In the wake of this week's state of emergency it's hard to argue that this summer has been a particularly dry one, yet Hawke's Bay's conditions are still not classified as a drought.

The process of classifying a drought is a fairly complicated one and involves the Ministry of Primary Industries working with local stakeholders to identify how events should be classified based on their impact on the rural sector.

In the latest climate update meeting, attended by rural representatives, MPI and the Hawke's Bay Regional Council, it was agreed that the region was not near the threshold to deem it a drought as farmers are coping and have options available to them.

While this is still the case Hawke's Bay Federated Farmers president Mr Foley expressed his concern for the dry conditions persisting through March due to the Bay's already-struggling river flows and aquifer levels.


"I don't feel Hawke's Bay can afford to go on through March will these conditions," he said.

Ministry for Primary Industries senior communications advisor Terri Anderson said while it's not unusual for Hawke's Bay to be dry in February, farmers would be very concerned if dry weather continues through March.

"If it gets to the point where it looks like they [farmers] would need support from the government to get through then what they would do is ask MPI to talk to the minister about classifying it as a medium-scale event," she said.

If MPI does not formally classify an adverse event as medium-scale or large-scale, the event is considered localised and dealt with locally by councils.

Ms Anderson said this week's state of emergency was a localised event, with the councils and rural support trusts dealing with the event at a local level.

"You can imagine there's lots of things that go on all the time and national government can't jump into every single one," she said.

Mr Foley made mention of good rainfall about one week ago, however he said strong winds and hot temperatures that followed essentially negated any positive effect.

"It tends to wipe out any rainfall...At the time it provides a sense of relief but it almost might well have not rained at all," he said.

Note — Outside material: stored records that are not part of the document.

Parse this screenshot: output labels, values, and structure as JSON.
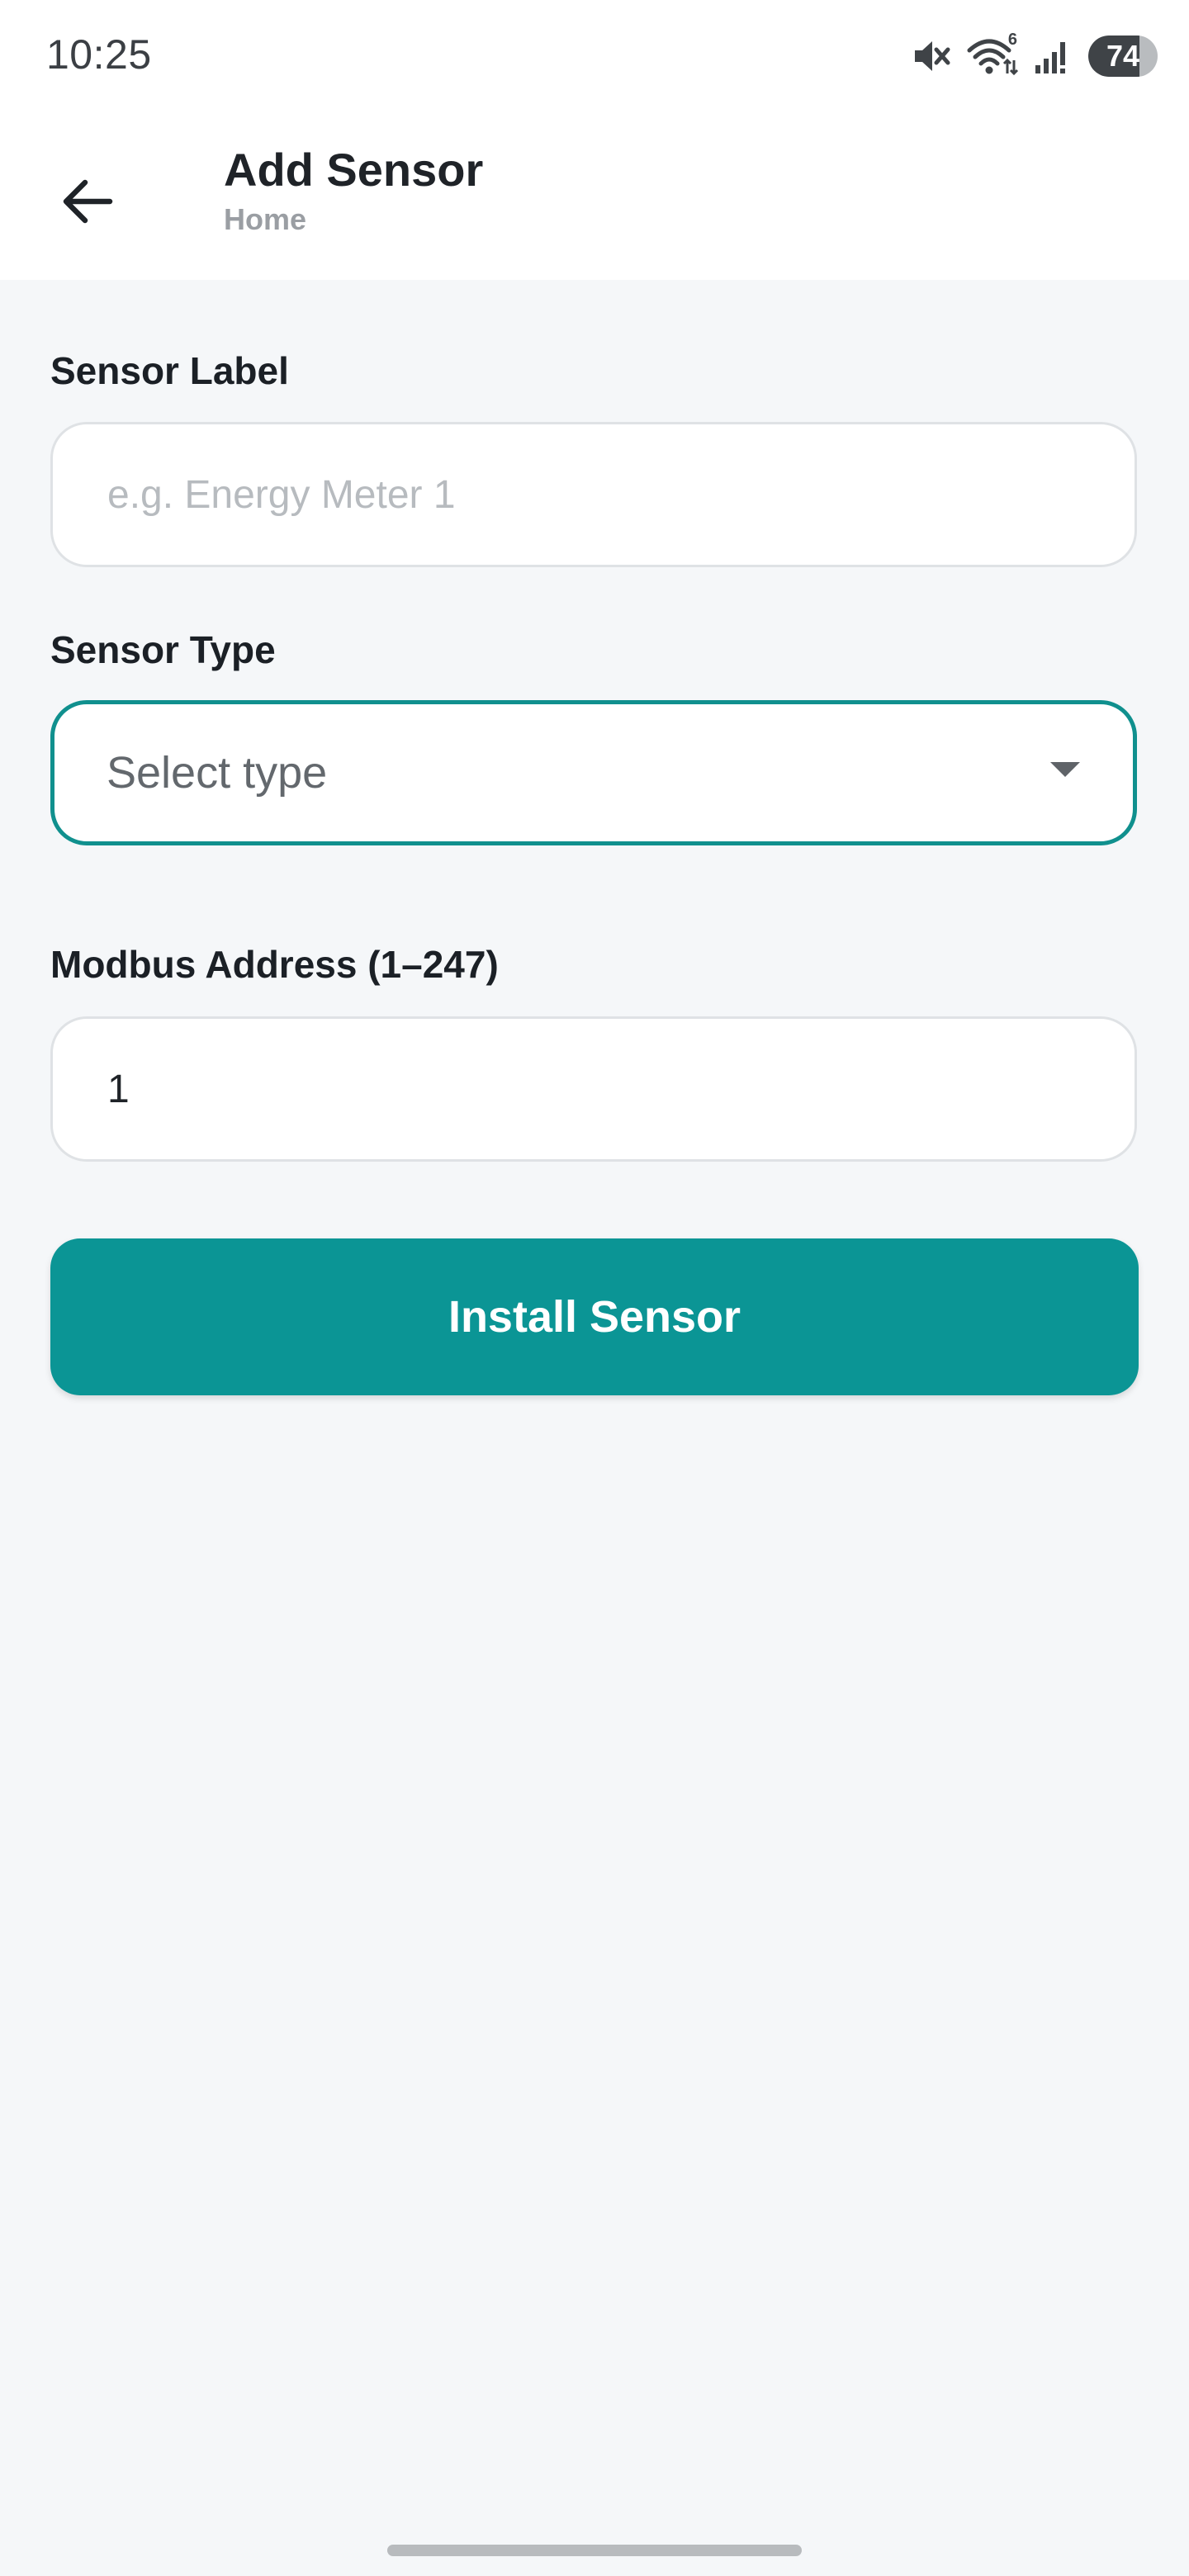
{
  "status_bar": {
    "time": "10:25",
    "battery_level": "74",
    "battery_fraction": 0.74,
    "wifi_badge": "6",
    "icons": [
      "mute-icon",
      "wifi-icon",
      "signal-icon",
      "battery-icon"
    ]
  },
  "app_bar": {
    "title": "Add Sensor",
    "subtitle": "Home",
    "back_icon": "arrow-left-icon"
  },
  "form": {
    "sensor_label": {
      "label": "Sensor Label",
      "value": "",
      "placeholder": "e.g. Energy Meter 1"
    },
    "sensor_type": {
      "label": "Sensor Type",
      "selected": "Select type",
      "icon": "caret-down-icon"
    },
    "modbus_address": {
      "label": "Modbus Address (1–247)",
      "value": "1"
    },
    "submit_label": "Install Sensor"
  },
  "colors": {
    "accent": "#0b9595",
    "select_border": "#10908e",
    "background": "#f5f7f9",
    "surface": "#ffffff"
  }
}
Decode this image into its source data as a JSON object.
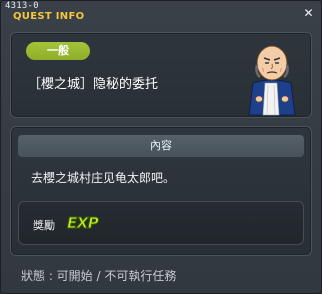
{
  "window": {
    "quest_id": "4313-0",
    "title": "QUEST INFO",
    "close_icon": "close-icon"
  },
  "header": {
    "category": "一般",
    "quest_name": "［櫻之城］隐秘的委托",
    "npc_icon": "npc-portrait"
  },
  "content": {
    "section_title": "內容",
    "description": "去櫻之城村庄见龟太郎吧。"
  },
  "reward": {
    "label": "獎勵",
    "type": "EXP",
    "icon": "exp-icon"
  },
  "status": {
    "label": "狀態 : 可開始 / 不可執行任務"
  },
  "colors": {
    "title_accent": "#f3c63b",
    "badge_green": "#9dbb33",
    "exp_green": "#c6ef2a",
    "panel_bg": "#2c3238"
  }
}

NIWA principal scientist Chris Brandolino said although Hawke's Bay's soil moisture deficit was drier compared to normal, the region should expect some alleviation in the coming days.

Mr Brandolino said farmers should see notable improvements over the next five days due to increased rainfall, providing temperatures are cooler and there aren't any strong winds.

Metservice meteoroloist Cameron Couttes said the weather forecast predicts 50-80mm of rainfall over the next five days with cloudy skies and cooling winds.